━━━━━ Material provided ━━━━━

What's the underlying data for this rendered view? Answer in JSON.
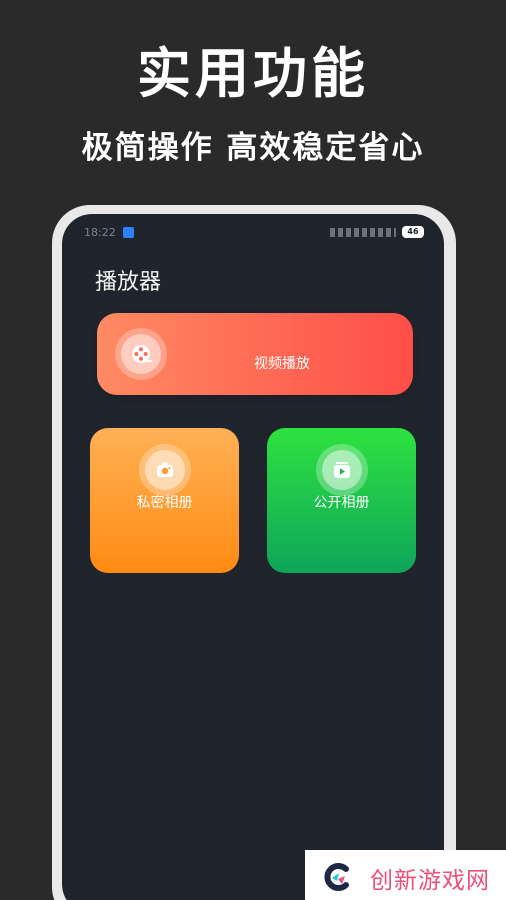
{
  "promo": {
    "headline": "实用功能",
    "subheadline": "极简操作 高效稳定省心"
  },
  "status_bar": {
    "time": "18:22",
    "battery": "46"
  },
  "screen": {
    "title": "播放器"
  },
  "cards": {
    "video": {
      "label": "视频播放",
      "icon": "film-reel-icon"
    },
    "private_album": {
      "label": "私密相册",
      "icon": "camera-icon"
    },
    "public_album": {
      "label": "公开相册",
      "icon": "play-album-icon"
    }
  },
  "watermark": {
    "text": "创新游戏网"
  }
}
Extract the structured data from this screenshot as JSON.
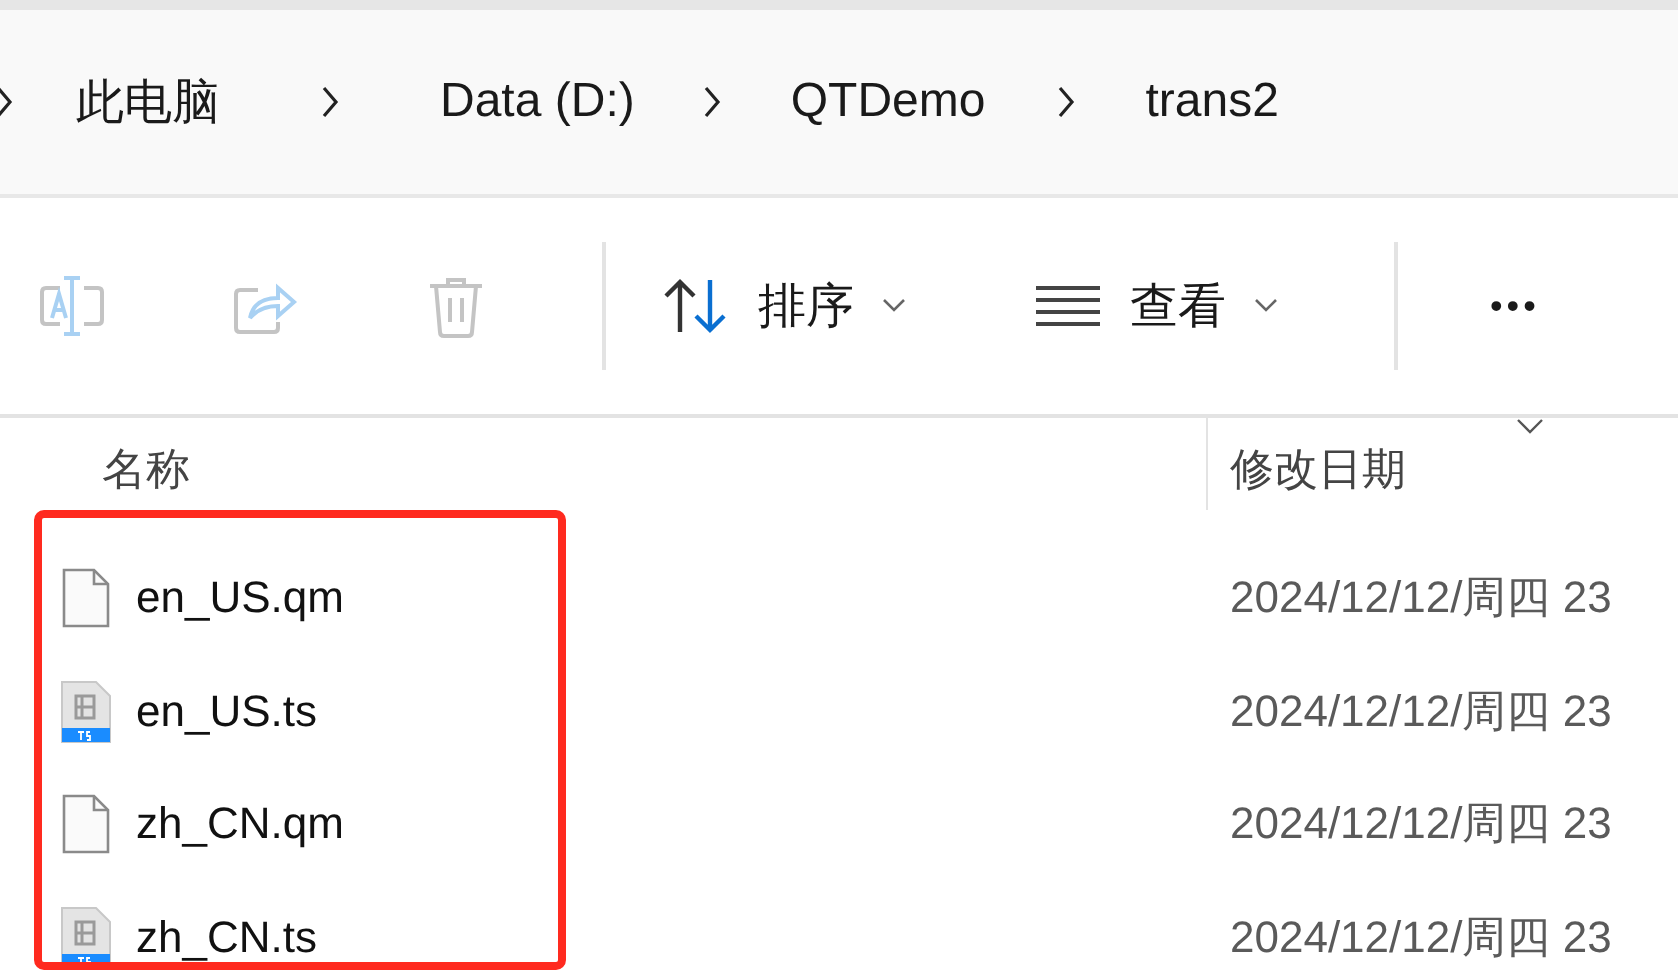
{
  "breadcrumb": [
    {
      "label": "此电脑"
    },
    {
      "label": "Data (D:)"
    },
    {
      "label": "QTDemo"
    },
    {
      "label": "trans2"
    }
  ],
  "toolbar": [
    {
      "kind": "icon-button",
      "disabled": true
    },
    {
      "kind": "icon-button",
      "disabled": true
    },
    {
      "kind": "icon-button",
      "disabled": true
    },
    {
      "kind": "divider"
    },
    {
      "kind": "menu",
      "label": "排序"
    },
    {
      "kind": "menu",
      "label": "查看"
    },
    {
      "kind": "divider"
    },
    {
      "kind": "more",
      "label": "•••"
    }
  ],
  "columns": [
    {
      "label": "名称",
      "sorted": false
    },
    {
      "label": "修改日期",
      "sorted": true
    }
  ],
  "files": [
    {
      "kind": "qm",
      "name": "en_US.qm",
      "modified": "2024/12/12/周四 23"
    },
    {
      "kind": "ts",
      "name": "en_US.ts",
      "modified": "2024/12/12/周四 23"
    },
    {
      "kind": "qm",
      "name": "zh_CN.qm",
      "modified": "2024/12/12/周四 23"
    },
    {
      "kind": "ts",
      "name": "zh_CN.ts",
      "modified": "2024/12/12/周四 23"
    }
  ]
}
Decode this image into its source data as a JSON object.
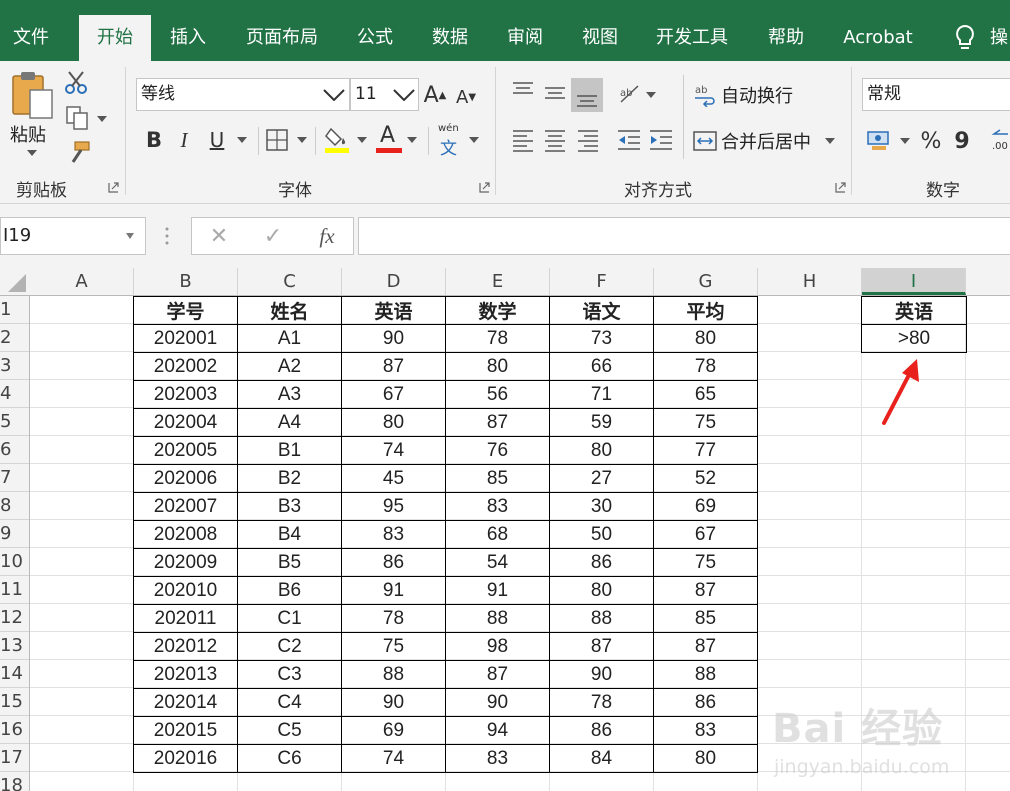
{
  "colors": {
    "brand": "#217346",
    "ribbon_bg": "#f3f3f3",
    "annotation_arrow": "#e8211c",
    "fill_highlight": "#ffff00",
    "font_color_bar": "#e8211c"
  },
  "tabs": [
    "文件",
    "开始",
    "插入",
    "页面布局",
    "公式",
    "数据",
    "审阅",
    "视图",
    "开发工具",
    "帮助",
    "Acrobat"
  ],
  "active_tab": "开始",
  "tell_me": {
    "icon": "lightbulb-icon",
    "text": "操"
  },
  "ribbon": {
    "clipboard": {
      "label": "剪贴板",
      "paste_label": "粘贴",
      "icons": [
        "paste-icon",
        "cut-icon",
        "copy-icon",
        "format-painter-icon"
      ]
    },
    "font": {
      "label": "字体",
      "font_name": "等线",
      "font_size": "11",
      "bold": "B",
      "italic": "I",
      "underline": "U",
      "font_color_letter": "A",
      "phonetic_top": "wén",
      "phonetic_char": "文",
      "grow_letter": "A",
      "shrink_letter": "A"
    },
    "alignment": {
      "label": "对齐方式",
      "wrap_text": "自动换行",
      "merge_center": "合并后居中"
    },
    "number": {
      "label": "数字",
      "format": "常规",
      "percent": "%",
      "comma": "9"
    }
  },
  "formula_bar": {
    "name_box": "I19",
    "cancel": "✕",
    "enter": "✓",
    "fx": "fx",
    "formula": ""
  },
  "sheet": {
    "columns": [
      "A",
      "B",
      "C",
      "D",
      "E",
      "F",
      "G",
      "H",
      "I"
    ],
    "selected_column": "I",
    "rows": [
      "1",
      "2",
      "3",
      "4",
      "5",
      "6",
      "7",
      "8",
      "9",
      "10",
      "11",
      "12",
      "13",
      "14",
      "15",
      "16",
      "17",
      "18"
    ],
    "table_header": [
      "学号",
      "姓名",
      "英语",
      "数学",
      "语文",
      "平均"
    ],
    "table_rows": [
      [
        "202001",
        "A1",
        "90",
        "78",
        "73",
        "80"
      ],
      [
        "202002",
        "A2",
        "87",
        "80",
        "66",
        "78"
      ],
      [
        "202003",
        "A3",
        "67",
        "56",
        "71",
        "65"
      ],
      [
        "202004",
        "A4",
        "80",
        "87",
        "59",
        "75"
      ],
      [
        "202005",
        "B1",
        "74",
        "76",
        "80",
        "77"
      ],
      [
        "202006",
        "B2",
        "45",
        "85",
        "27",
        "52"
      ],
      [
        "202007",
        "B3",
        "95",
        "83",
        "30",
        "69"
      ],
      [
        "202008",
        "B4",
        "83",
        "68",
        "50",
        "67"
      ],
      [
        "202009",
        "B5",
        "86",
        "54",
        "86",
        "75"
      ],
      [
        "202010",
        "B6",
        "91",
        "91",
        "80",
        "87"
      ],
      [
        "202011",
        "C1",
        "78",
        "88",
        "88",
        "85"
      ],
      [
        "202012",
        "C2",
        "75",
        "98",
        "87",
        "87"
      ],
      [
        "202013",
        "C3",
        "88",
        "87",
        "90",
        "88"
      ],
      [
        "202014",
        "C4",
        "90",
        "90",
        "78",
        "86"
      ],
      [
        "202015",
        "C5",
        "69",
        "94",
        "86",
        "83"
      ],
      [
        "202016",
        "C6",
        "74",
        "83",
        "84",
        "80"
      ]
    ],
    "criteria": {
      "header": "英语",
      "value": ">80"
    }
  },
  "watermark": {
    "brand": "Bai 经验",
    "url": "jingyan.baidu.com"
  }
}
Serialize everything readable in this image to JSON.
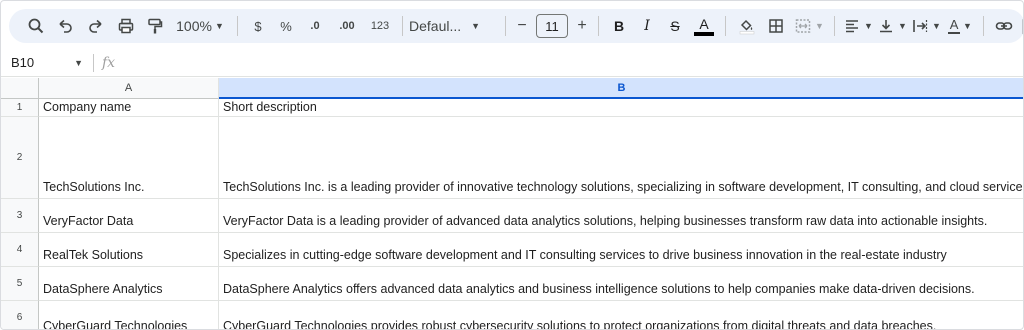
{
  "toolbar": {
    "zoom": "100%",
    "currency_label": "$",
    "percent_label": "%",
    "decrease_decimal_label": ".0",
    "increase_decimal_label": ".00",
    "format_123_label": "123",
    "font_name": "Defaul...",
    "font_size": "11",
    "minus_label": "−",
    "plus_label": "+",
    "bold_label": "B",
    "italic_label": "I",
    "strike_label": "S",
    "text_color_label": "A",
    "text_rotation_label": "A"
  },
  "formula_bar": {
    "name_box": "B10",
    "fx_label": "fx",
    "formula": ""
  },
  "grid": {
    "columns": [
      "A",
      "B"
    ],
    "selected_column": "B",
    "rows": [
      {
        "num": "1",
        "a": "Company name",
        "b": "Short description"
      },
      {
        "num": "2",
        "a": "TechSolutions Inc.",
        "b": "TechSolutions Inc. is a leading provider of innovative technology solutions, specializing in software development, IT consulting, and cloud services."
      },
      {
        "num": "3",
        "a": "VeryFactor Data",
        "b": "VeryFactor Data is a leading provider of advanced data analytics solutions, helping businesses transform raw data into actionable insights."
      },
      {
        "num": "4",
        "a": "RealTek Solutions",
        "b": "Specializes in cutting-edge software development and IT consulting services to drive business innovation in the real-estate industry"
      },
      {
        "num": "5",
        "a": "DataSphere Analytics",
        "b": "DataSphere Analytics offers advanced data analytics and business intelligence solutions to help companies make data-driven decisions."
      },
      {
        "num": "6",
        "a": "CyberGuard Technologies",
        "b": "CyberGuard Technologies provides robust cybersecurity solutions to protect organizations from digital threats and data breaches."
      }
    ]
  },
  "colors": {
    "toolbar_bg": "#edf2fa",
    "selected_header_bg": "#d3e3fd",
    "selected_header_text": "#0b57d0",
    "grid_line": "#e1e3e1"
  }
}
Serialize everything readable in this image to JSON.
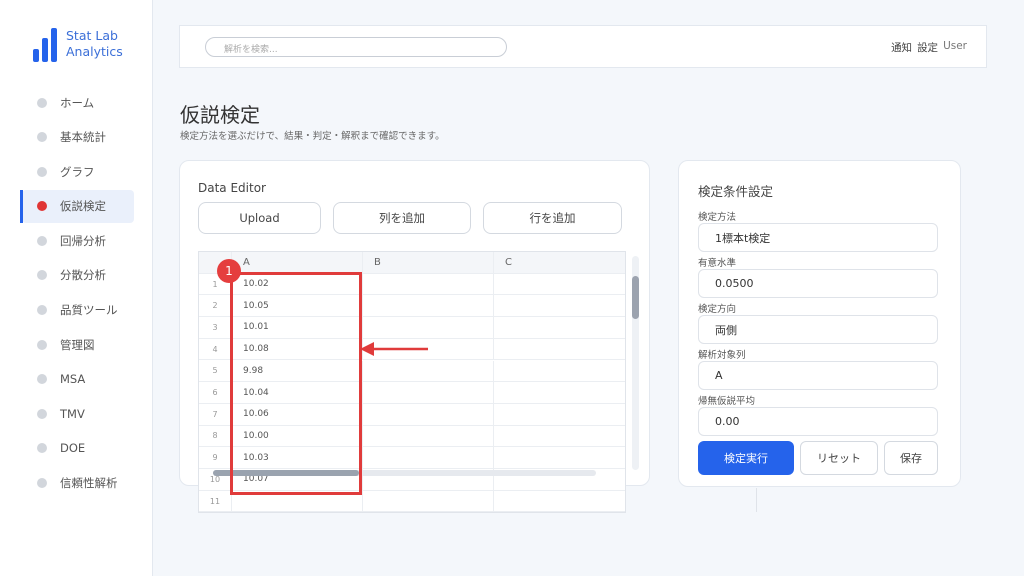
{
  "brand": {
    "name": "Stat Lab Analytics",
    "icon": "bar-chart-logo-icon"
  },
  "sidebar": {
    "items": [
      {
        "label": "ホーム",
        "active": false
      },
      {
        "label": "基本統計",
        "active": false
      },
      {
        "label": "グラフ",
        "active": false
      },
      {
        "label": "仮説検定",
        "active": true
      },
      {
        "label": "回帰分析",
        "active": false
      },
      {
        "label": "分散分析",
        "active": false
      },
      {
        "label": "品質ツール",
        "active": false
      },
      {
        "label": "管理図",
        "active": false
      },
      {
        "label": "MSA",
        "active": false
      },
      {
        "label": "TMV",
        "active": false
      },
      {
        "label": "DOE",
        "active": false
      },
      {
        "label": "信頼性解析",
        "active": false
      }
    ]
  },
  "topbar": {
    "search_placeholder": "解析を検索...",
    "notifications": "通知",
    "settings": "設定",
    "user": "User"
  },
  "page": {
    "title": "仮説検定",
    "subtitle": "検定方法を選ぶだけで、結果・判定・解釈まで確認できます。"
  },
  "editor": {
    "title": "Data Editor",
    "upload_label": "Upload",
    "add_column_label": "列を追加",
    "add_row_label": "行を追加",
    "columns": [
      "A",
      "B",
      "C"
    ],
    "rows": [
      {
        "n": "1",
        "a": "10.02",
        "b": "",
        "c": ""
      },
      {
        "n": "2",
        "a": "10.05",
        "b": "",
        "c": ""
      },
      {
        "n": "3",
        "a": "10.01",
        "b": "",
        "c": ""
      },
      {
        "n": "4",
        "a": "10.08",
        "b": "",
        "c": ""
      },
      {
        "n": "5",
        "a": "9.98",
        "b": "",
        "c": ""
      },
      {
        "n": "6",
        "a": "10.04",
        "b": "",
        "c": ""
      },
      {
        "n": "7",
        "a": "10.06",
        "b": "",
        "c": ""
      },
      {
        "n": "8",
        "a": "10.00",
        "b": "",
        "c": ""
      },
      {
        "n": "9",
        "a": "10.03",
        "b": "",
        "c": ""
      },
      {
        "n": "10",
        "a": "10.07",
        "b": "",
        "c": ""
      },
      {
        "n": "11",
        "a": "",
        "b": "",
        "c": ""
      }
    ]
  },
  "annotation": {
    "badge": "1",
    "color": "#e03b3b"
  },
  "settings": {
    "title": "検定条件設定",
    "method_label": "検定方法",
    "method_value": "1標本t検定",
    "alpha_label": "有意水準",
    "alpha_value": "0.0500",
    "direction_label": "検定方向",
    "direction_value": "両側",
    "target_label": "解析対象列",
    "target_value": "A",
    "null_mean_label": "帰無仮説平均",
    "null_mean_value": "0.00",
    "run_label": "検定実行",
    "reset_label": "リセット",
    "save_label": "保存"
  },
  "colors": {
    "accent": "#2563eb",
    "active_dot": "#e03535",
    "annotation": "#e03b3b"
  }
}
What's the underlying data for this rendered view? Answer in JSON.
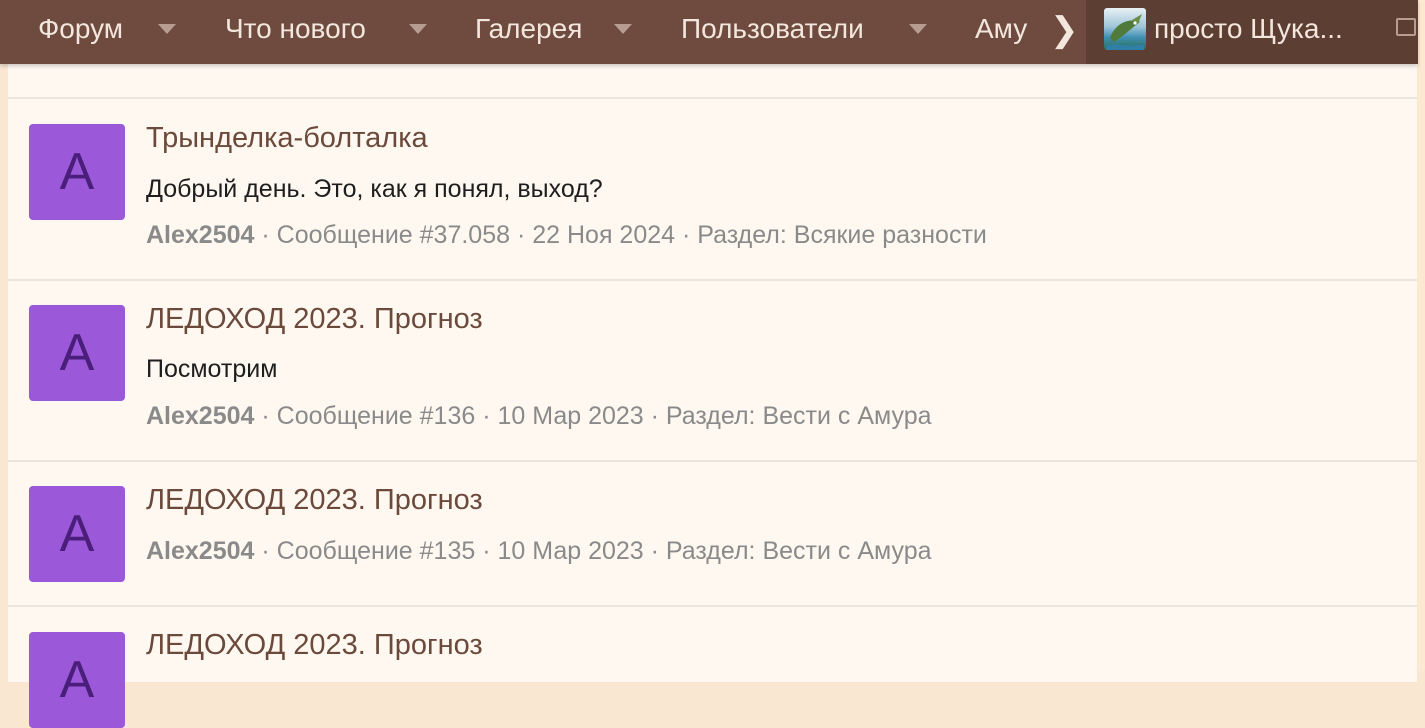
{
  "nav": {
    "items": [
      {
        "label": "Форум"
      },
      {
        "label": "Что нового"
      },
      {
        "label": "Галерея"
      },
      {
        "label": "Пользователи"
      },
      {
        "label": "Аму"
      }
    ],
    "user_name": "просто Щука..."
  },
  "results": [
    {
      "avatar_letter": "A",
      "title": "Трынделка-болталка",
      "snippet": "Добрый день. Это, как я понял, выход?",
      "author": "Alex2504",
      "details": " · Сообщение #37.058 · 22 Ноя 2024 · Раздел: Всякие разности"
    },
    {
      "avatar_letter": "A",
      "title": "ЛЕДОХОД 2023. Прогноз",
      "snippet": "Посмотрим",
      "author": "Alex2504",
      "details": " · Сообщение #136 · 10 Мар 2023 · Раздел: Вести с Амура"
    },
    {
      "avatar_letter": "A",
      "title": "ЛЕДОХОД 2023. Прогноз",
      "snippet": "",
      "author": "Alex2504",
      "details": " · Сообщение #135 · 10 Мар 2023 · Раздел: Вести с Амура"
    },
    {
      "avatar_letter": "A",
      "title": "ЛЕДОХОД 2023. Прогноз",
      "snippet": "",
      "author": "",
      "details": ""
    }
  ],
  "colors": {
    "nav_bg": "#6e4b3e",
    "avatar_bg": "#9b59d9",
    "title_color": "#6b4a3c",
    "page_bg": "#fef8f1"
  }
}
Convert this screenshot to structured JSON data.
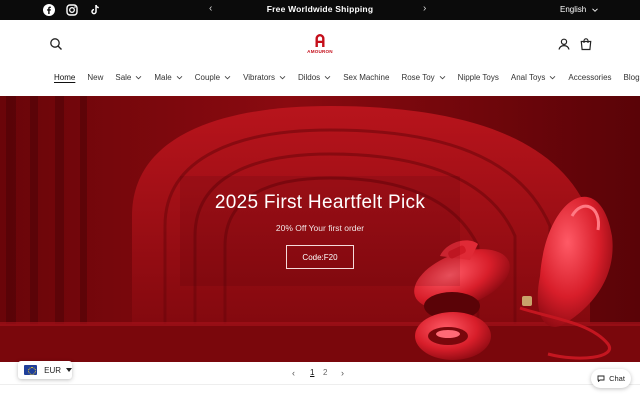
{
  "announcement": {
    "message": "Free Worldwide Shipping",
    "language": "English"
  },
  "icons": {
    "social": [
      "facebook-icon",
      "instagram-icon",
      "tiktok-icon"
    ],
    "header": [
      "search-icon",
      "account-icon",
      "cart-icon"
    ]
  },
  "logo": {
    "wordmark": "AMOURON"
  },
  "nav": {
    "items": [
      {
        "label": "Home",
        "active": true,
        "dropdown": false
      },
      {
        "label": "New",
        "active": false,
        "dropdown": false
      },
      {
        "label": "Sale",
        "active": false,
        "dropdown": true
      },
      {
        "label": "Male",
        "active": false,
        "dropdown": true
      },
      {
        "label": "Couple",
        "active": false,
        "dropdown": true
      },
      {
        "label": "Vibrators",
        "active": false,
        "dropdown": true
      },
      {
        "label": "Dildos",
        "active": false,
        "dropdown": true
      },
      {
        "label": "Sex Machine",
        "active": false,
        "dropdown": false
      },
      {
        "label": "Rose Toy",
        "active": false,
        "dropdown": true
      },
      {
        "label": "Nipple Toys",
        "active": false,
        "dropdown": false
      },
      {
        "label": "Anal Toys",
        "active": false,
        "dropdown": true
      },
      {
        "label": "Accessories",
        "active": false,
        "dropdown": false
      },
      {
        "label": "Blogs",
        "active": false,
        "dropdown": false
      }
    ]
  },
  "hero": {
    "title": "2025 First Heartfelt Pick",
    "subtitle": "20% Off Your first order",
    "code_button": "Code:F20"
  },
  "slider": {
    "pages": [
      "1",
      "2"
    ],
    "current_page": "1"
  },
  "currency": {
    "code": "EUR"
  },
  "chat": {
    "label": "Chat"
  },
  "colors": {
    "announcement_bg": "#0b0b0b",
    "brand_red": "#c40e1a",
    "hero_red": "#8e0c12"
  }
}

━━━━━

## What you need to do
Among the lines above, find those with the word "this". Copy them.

## Finished task
What's the underlying data for this rendered view? Answer in JSON.
Extract the structured data from this screenshot as JSON.
Decode this image into its source data as a JSON object.
Serialize everything readable in this image to JSON.
Serialize everything readable in this image to JSON.
What's the underlying data for this rendered view? Answer in JSON.
Convert this screenshot to structured JSON data.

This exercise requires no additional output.